- 7. ‘A Sky Full Of Stars’—Coldplay
SK: We take the kids [Ronan’s children Jack, Missy and Ali] to Switzerland skiing once a year. The very first time we took them, this song had just come out and we listened to it over and over in the hire car from the airport up to Verbier. It became the anthem of the trip. We filmed lots on the GoPro and at the end of the trip, I edited together a movie with all of us skiing and this was the soundtrack. It’s so perfect for people skiing and jumping and falling because it has that real movement within the song.
- 8. ‘The Blower’s Daughter’—Damien Rice
RK: We went on safari for our honeymoon to this beautiful lodge called Ulusaba in [South Africa’s] Kruger National Park as guests of Richard Branson. I always bring a speaker everywhere I go and I remember this song playing one evening when the sun was setting. It felt like we were the only two people on earth. It was so magical and this song just resonates with that moment, being so close to the earth and the magnificent animals.
- 9. ‘What A Wonderful World’—Louis Armstrong
RK: About 10 months before we got married, I went up to the farm where Storm was raised to be introduced to all the family. It used to be her grandpa’s farm and when he passed away it became her dad’s. This song was very important to their family because Storm’s grandpa loved it. Her uncle played it in the house when I was there and it felt like I was being welcomed into the family. I’d heard all these stories from when she was a kid about river rafting and snakes and all these crazy fruits they used to eat. There I was, a million miles away from where I grew up, in this magnificent place with streams, banana plantations and incredible countryside—and this was the perfect song for that moment.
- 10. ‘Jolene’—Ray LaMontagne

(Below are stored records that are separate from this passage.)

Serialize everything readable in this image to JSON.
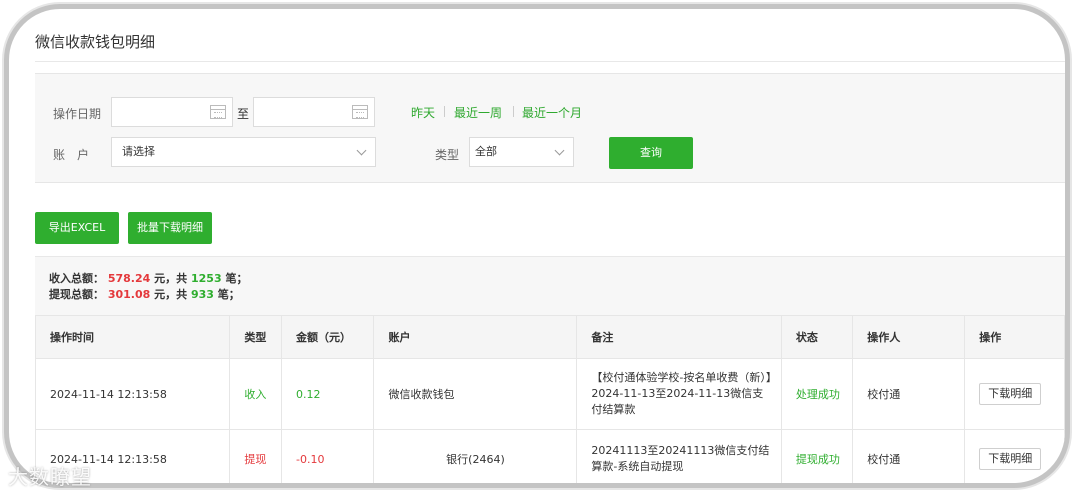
{
  "page": {
    "title": "微信收款钱包明细"
  },
  "filter": {
    "date_label": "操作日期",
    "date_to": "至",
    "quick": [
      "昨天",
      "最近一周",
      "最近一个月"
    ],
    "account_label": "账　户",
    "account_placeholder": "请选择",
    "type_label": "类型",
    "type_value": "全部",
    "query_label": "查询"
  },
  "actions": {
    "export": "导出EXCEL",
    "batch": "批量下载明细"
  },
  "summary": {
    "income_label": "收入总额：",
    "income_amount": "578.24",
    "income_mid": "元，共",
    "income_count": "1253",
    "income_end": "笔；",
    "withdraw_label": "提现总额：",
    "withdraw_amount": "301.08",
    "withdraw_mid": "元，共",
    "withdraw_count": "933",
    "withdraw_end": "笔；"
  },
  "table": {
    "headers": [
      "操作时间",
      "类型",
      "金额（元）",
      "账户",
      "备注",
      "状态",
      "操作人",
      "操作"
    ],
    "rows": [
      {
        "time": "2024-11-14 12:13:58",
        "type": "收入",
        "amount": "0.12",
        "account": "微信收款钱包",
        "note": "【校付通体验学校-按名单收费（新）】2024-11-13至2024-11-13微信支付结算款",
        "status": "处理成功",
        "operator": "校付通",
        "action": "下载明细"
      },
      {
        "time": "2024-11-14 12:13:58",
        "type": "提现",
        "amount": "-0.10",
        "account": "银行(2464)",
        "note": "20241113至20241113微信支付结算款-系统自动提现",
        "status": "提现成功",
        "operator": "校付通",
        "action": "下载明细"
      }
    ]
  },
  "watermark": "大数瞭望",
  "colors": {
    "green": "#2fae2f",
    "red": "#e4393c"
  }
}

RK: We recently went on a road trip to Margaret River near Perth in Western Australia and played this track looking over the ocean with the sun setting. I’d put the iPod on random and this was the first song that came up. It’s so mellow and chilled out. The sunsets there are the best in the world and we sat there watching it, sipping red wine from a mile down the road and eating organic cheese from the area. It’s very unique to have red wines produced that close to the water. Margaret River had been on our bucket list and everyone should visit if they can.